• [What to produce] Tally the lines below that contain "event" and reply with only the tally.

• [Supplied data]

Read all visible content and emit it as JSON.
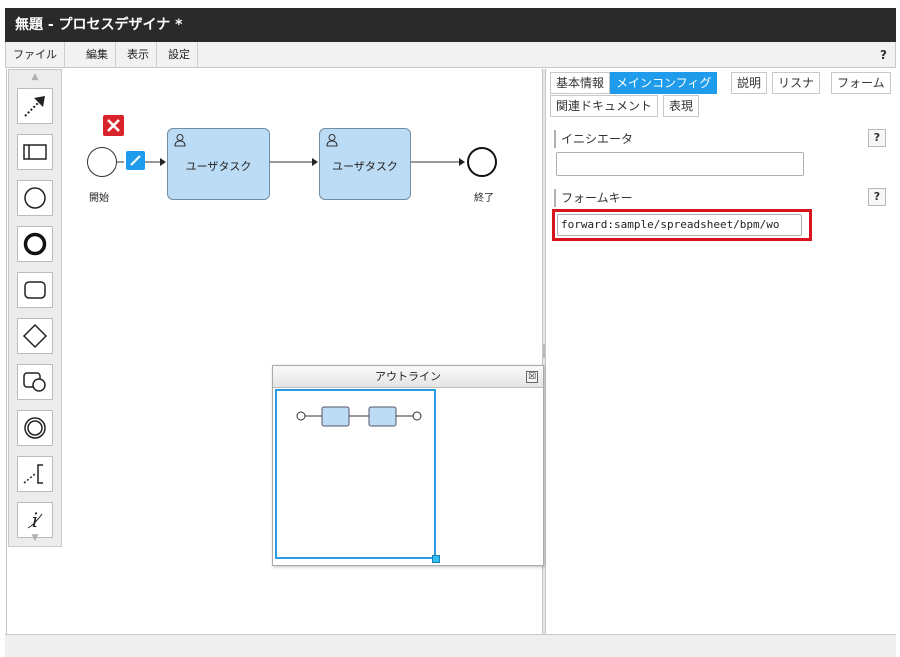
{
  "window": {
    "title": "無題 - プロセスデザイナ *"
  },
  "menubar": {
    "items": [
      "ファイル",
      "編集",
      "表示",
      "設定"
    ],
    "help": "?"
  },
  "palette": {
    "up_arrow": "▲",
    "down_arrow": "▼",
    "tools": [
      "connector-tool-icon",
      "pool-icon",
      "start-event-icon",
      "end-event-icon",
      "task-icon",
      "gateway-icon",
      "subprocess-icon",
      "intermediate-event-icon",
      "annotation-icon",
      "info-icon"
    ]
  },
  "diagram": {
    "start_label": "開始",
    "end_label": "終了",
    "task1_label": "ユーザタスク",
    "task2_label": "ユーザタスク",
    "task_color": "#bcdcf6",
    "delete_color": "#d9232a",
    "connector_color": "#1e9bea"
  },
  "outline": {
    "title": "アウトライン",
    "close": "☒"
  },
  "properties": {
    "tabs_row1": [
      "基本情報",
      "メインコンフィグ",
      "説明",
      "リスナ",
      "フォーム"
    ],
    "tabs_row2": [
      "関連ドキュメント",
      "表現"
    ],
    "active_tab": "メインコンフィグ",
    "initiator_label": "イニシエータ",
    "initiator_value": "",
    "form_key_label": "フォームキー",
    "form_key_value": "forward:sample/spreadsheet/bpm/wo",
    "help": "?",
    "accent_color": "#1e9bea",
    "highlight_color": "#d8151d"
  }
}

• [Answer space] 3